The most common problem associated with the below tests is pain. There is a small chance that your child may bleed under the skin or get an infection where the needle is placed.

 

Bone Marrow Aspirate (BMA)

A bone marrow aspirate is a test to see if cells in the bone marrow are healthy and to find out if cancers cells have spread to the bone marrow from another part of the body.

Bone marrow is the liquid spongy part of the bone (in the middle) where the blood cells are made. In the Oncology Unit most children have this test under general anaesthetic.

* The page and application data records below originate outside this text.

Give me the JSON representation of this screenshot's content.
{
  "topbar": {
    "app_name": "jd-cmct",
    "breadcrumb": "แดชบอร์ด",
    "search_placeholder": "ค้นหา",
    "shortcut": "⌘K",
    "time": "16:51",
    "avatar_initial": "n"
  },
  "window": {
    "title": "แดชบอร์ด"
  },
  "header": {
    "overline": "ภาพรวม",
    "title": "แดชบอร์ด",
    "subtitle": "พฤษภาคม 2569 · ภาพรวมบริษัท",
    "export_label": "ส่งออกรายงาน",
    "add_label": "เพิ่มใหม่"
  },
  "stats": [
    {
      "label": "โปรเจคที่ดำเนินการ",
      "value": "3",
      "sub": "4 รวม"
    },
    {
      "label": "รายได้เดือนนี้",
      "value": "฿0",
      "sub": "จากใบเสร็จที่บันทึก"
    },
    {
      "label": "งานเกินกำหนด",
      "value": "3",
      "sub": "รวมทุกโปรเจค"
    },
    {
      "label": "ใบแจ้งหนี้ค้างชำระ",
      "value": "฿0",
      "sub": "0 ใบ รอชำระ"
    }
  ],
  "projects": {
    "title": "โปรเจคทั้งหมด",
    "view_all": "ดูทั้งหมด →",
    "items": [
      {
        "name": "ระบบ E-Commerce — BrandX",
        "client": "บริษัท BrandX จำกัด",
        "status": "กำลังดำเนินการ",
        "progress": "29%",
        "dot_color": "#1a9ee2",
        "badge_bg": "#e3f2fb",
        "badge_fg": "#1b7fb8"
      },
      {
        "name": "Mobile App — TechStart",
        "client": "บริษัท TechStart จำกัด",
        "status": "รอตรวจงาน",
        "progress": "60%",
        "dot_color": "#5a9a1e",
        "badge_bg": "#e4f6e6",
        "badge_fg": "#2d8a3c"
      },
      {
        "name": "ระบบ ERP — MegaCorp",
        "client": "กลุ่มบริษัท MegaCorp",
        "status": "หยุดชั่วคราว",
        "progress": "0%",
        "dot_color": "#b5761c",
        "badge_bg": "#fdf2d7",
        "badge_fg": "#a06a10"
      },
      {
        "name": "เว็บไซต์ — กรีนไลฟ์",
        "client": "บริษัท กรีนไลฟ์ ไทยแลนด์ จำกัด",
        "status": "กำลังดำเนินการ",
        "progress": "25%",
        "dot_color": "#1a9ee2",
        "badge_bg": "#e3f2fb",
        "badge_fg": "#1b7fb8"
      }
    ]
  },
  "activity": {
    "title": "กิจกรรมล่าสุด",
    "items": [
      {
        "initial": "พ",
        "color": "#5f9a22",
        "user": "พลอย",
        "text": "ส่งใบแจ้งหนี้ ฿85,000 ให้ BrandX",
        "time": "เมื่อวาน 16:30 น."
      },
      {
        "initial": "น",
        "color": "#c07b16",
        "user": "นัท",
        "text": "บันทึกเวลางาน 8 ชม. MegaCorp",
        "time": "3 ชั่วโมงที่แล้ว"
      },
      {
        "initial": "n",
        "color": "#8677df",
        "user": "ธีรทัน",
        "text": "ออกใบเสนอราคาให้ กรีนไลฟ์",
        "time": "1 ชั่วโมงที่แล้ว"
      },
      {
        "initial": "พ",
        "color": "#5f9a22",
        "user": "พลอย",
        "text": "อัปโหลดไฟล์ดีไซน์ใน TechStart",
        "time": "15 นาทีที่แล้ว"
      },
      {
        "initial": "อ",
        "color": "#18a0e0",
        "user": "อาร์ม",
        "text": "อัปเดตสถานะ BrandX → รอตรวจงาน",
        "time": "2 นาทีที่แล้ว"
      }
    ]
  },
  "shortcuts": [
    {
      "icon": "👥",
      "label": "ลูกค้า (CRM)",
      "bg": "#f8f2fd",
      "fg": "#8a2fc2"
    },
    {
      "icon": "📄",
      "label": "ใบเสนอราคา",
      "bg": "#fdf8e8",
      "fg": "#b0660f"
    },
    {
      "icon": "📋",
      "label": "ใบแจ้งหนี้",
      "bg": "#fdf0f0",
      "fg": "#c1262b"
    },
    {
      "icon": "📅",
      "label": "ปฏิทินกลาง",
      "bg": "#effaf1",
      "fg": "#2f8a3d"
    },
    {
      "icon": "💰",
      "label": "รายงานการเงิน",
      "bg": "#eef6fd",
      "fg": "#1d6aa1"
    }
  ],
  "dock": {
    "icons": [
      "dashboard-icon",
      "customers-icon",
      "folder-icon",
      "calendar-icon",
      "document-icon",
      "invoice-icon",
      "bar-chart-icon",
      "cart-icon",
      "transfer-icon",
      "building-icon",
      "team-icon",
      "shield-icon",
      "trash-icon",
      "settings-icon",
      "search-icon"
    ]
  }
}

  • For this test, a needle is place in a bone, usually the hipbone and a small sample of bone marrow is collected into a syringe
  • The marrow is sent to the laboratory where it is tested for cancer or leukaemia cell
  • Your child may feel some pain when the needle is placed in the bone and may feel pressure when the syringe removes the bone marrow cells.

Bone marrow biopsy

While a bone marrow aspirate is done to look at the blood cells in the bone marrow, a bone marrow biopsy (also called a trephine) is done to study an actual piece of the bone 

  • A large needle is placed in a bone (usually the hip bone) and a small piece of bone is removed
  • The bone is sent to the laboratory for testing
  • Most children have this test under general anaesthetic
  • Your child may feel some pain when the needle is placed in the bone and may feel pressure or 'tugging' when the needle removes a small piece of bone.
Last updated Wednesday 26th June 2024